But now think about the shortcomings. If you don’t train the computer, how do you know how it makes decisions? Machine learning systems cannot explain their thinking, which means that your algorithm may work well for the wrong reasons. In the same way, since all that the computer knows is the data that you give it, it can develop a bias towards things, or it can be good only in narrow tasks that are similar to the data that it has seen before. It does not have the common sense that you would expect from a person. You can create the best cat recognition software in the world, but it will never tell you that kittens cannot ride motorcycles or that the cat is likely to be called Koschey Immortal or Alexey Tolstoy.
Teaching computers to learn independently is a brilliant trick. And like all the tricks, this one includes tricks. There is a reason in AI systems, if you want to call it that. But this is not an organic mind, and it does not play by the same rules as humans. You might as well ask: how smart is a book? What experience is coded in the pan?
Where are we now, with our artificial intelligence? After many years of headlines telling about the next big breakthrough (which has not happened yet, and the headlines do not subside), some experts come to the conclusion that we have reached a certain plateau. But this does not interfere with progress. As for research, there is a huge amount of opportunity to study with the knowledge already available to us, and as for the product, we saw only the tip of the algorithmic iceberg.

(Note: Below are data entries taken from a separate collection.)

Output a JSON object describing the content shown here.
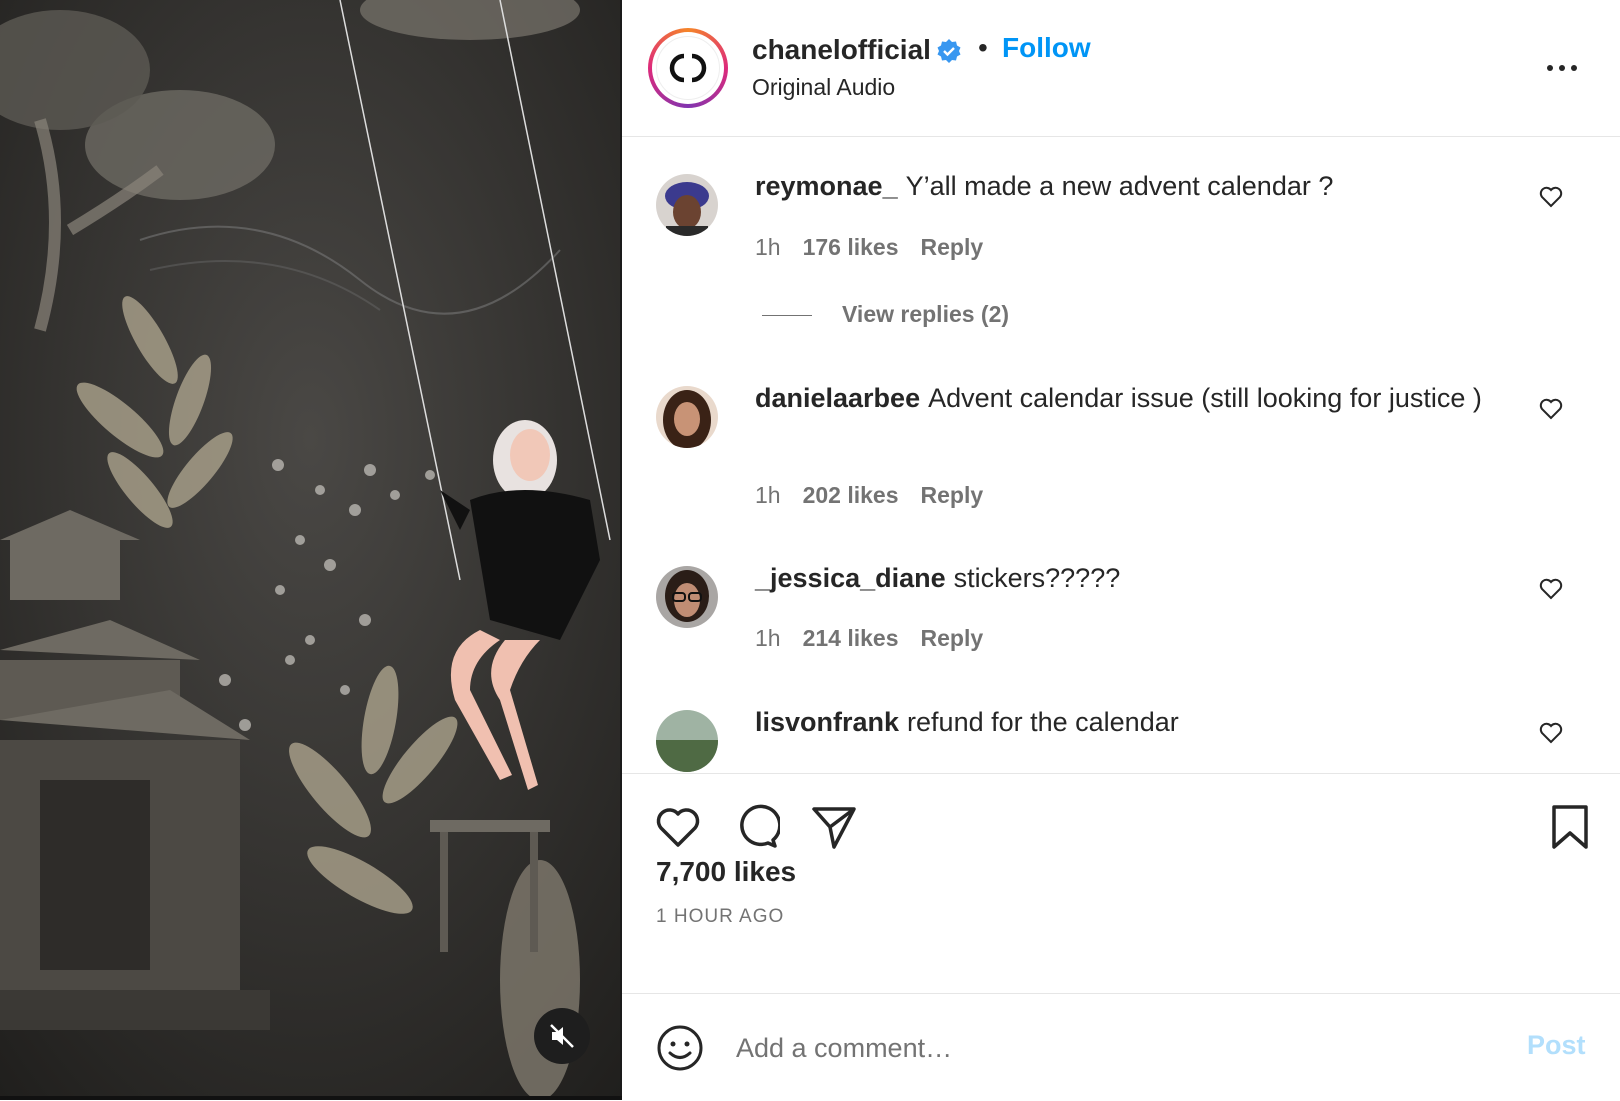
{
  "header": {
    "username": "chanelofficial",
    "verified_icon": "verified-badge-icon",
    "separator": "•",
    "follow_label": "Follow",
    "audio_label": "Original Audio",
    "more_icon": "more-options-icon"
  },
  "comments": [
    {
      "username": "reymonae_",
      "text": "Y’all made a new advent calendar ?",
      "time": "1h",
      "likes": "176 likes",
      "reply": "Reply",
      "view_replies": "View replies (2)"
    },
    {
      "username": "danielaarbee",
      "text": "Advent calendar issue (still looking for justice )",
      "time": "1h",
      "likes": "202 likes",
      "reply": "Reply"
    },
    {
      "username": "_jessica_diane",
      "text": "stickers?????",
      "time": "1h",
      "likes": "214 likes",
      "reply": "Reply"
    },
    {
      "username": "lisvonfrank",
      "text": "refund for the calendar"
    }
  ],
  "actions": {
    "likes": "7,700 likes",
    "time_ago": "1 HOUR AGO"
  },
  "add_comment": {
    "placeholder": "Add a comment…",
    "post_label": "Post"
  },
  "colors": {
    "accent": "#0095f6",
    "post_disabled": "#b2dffc",
    "secondary_text": "#737373"
  }
}
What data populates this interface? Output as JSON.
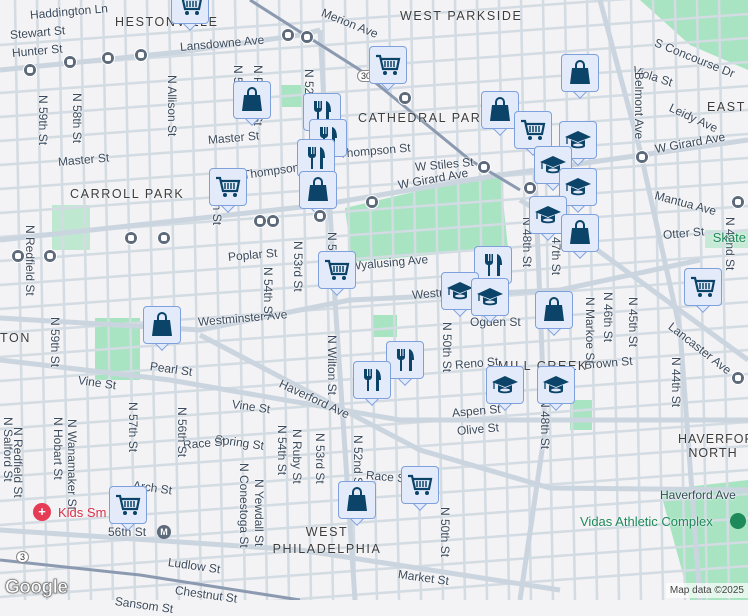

Kai-fu Lee, a venture capitalist and former artificial intelligence researcher, describes the current moment as the “introduction era” —when technology begins to “spill out of the lab into the world.” Benedict Evans compares machine learning with relational databases, which in the 90s made a fortune and changed entire industries, but it will be so ordinary that you will become bored if your view is clouded with the grandeur of cinema-like artificial intelligence. Now we are at the stage when the AI should become normal, familiar. Very soon, machine learning will be in each of us and we will stop paying attention to it.
But so far this has not happened.
At the moment, artificial intelligence – machine learning – is still something new that often remains unexplained or not well understood. But in the future it will become so familiar and mundane that you stop noticing it.